* [Task prompt] Please return each record exactly as it stands.

* [Recorded data]
====================
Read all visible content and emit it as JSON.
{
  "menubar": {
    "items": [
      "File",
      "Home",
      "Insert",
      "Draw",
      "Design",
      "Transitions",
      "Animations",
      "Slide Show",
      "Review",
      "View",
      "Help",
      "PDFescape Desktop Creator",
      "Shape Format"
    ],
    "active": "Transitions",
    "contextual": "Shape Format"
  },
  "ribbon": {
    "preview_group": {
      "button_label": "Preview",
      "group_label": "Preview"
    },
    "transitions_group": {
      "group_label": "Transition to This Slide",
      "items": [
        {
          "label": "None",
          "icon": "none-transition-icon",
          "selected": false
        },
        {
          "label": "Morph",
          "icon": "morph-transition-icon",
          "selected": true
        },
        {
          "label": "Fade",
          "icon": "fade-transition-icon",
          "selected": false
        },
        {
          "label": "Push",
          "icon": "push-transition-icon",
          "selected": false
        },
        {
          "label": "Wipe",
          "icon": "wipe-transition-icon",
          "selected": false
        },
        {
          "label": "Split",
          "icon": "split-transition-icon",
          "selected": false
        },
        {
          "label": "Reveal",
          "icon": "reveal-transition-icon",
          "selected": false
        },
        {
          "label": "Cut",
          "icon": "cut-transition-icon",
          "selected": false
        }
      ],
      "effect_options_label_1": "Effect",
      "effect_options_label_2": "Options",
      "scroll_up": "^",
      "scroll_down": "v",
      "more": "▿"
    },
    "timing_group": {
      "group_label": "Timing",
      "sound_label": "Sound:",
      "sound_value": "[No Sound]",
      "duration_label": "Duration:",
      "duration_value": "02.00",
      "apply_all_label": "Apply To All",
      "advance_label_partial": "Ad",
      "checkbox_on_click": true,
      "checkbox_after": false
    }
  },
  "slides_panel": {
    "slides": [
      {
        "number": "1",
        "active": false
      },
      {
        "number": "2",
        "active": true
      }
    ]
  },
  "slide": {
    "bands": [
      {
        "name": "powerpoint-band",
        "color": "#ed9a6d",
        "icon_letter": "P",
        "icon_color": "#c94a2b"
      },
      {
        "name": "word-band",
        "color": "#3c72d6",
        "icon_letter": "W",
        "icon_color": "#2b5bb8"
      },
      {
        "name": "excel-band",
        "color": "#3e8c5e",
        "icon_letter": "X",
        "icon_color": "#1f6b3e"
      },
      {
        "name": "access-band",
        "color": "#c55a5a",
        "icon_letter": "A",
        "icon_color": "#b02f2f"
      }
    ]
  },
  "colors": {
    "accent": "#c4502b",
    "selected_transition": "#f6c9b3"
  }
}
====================
* [Reply]
Read all visible content and emit it as JSON.
{
  "menubar": {
    "items": [
      "File",
      "Home",
      "Insert",
      "Draw",
      "Design",
      "Transitions",
      "Animations",
      "Slide Show",
      "Review",
      "View",
      "Help",
      "PDFescape Desktop Creator",
      "Shape Format"
    ],
    "active": "Transitions",
    "contextual": "Shape Format"
  },
  "ribbon": {
    "preview_group": {
      "button_label": "Preview",
      "group_label": "Preview"
    },
    "transitions_group": {
      "group_label": "Transition to This Slide",
      "items": [
        {
          "label": "None",
          "icon": "none-transition-icon",
          "selected": false
        },
        {
          "label": "Morph",
          "icon": "morph-transition-icon",
          "selected": true
        },
        {
          "label": "Fade",
          "icon": "fade-transition-icon",
          "selected": false
        },
        {
          "label": "Push",
          "icon": "push-transition-icon",
          "selected": false
        },
        {
          "label": "Wipe",
          "icon": "wipe-transition-icon",
          "selected": false
        },
        {
          "label": "Split",
          "icon": "split-transition-icon",
          "selected": false
        },
        {
          "label": "Reveal",
          "icon": "reveal-transition-icon",
          "selected": false
        },
        {
          "label": "Cut",
          "icon": "cut-transition-icon",
          "selected": false
        }
      ],
      "effect_options_label_1": "Effect",
      "effect_options_label_2": "Options",
      "scroll_up": "^",
      "scroll_down": "v",
      "more": "▿"
    },
    "timing_group": {
      "group_label": "Timing",
      "sound_label": "Sound:",
      "sound_value": "[No Sound]",
      "duration_label": "Duration:",
      "duration_value": "02.00",
      "apply_all_label": "Apply To All",
      "advance_label_partial": "Ad",
      "checkbox_on_click": true,
      "checkbox_after": false
    }
  },
  "slides_panel": {
    "slides": [
      {
        "number": "1",
        "active": false
      },
      {
        "number": "2",
        "active": true
      }
    ]
  },
  "slide": {
    "bands": [
      {
        "name": "powerpoint-band",
        "color": "#ed9a6d",
        "icon_letter": "P",
        "icon_color": "#c94a2b"
      },
      {
        "name": "word-band",
        "color": "#3c72d6",
        "icon_letter": "W",
        "icon_color": "#2b5bb8"
      },
      {
        "name": "excel-band",
        "color": "#3e8c5e",
        "icon_letter": "X",
        "icon_color": "#1f6b3e"
      },
      {
        "name": "access-band",
        "color": "#c55a5a",
        "icon_letter": "A",
        "icon_color": "#b02f2f"
      }
    ]
  },
  "colors": {
    "accent": "#c4502b",
    "selected_transition": "#f6c9b3"
  }
}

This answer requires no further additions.